Is it time for endometriosis to be classed as a disability?

Katy Brennan

“Greater awareness of the disease would go some way towards endometriosis being taken more seriously.”

Endometriosis can be a debilitating disease that drastically alters the lives of those who suffer from it.

For some, the pain caused by the illness can be extremely limiting, meaning they can’t carry out the same actions – particularly in the workplace – that others can.  Recent research shows that many women have even felt the need to leave the workplace.

Currently, one in ten women worldwide suffer from the condition.

Last month, campaigners in the UK called for the condition to be classed as a disability in certain cases. The topic was discussed during a debate on supporting people with endometriosis in the workplace at Westminster Hall.

And while it was made clear that not every woman who deals with the condition finds it affects their working lives, many do.

With more and more women speaking out about their struggles and the profound impact endometriosis has on their quality of life – is it time for something to change?

Here in Ireland, the illness is not treated as a disability but according to the Endometriosis Association of Ireland (EAI), it should be.

Clodagh Lynam, Chair of the EAI, says the recognition of endometriosis as a disability would be make things a lot easier for some of the women who deal with it.

“Symptoms of endometriosis, such as chronic pain and chronic fatigue, can cause mild to severe disability in those who have the disease,” she explains.

“Currently it’s very difficult for an individual to make the case that they are disabled and incapable of work, or that they need reasonable accommodation at work.

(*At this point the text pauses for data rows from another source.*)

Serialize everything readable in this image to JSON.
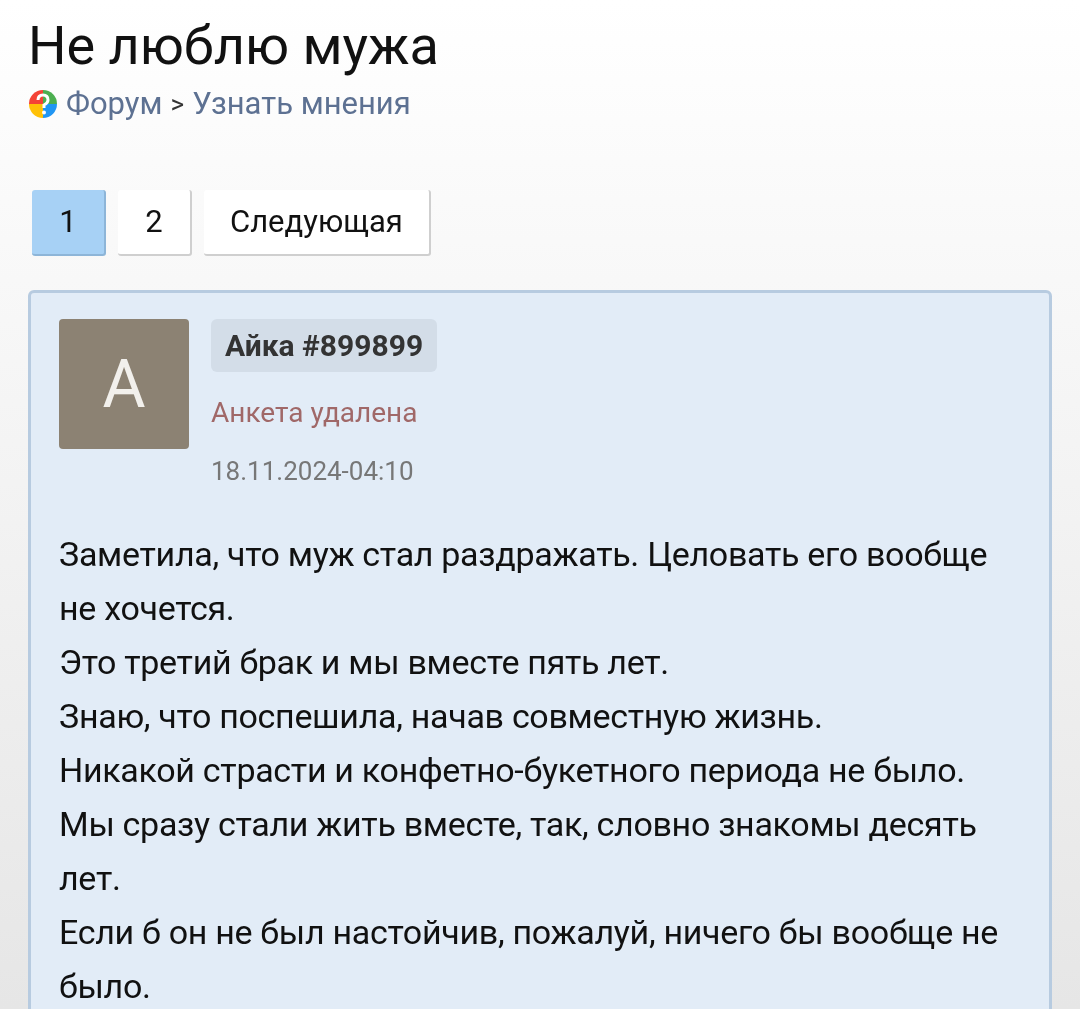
{
  "title": "Не люблю мужа",
  "breadcrumb": [
    {
      "label": "Форум"
    },
    {
      "label": "Узнать мнения"
    }
  ],
  "breadcrumb_separator": ">",
  "pagination": [
    {
      "label": "1",
      "selected": true
    },
    {
      "label": "2",
      "selected": false
    },
    {
      "label": "Следующая",
      "selected": false
    }
  ],
  "post": {
    "avatar_letter": "А",
    "author": "Айка #899899",
    "profile_status": "Анкета удалена",
    "date": "18.11.2024-04:10",
    "paragraphs": [
      "Заметила, что муж стал раздражать. Целовать его вообще не хочется.",
      "Это третий брак и мы вместе пять лет.",
      "Знаю, что поспешила, начав совместную жизнь.",
      "Никакой страсти и конфетно-букетного периода не было. Мы сразу стали жить вместе, так, словно знакомы десять лет.",
      "Если б он не был настойчив, пожалуй, ничего бы вообще не было."
    ]
  }
}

“So recognition as a potential disability would make the process of applying for disability payments or reasonable accommodation at work much, much easier and more straightforward.”

It can be hard to label endometriosis – and other conditions like it – as a disability because it has varying impacts on peoples’ lives.

“It would need to be assessed on a case-by-case basis,” Clodagh says. “But, with proper guidelines, it would be a smoother, less stressful and potentially less expensive process.”

Guidelines for assessing whether or not a person’s endometriosis would be considered a disability should be “drafted by a medical specialist, the EAI and a legal adviser”.

She continues: “Again, recognition of the disease as a potential disability would make the process more straightforward for everyone involved.

“Greater awareness of the disease, its symptoms, age of onset and the impact on a person’s life, both personal and at work, would go some way towards endometriosis being taken more seriously.

“Currently, people are waiting too long for a diagnosis, which is due to a number of factors, including lack of awareness and understanding of the disease among the general public – but also among the medical profession.”

Clodagh also argues that further training should be provided for GPs here in Ireland and that more endometriosis specialists are needed – particularly when it comes to treatment.

“Endometriosis surgery is a very specialised practice, and should be carried out by a gynaecologist who is an endometriosis specialist.

Centres of excellence are needed, where there is a multi-disciplinary team to treat this disease, which is complex and can involve many organs.”

You can find more information here.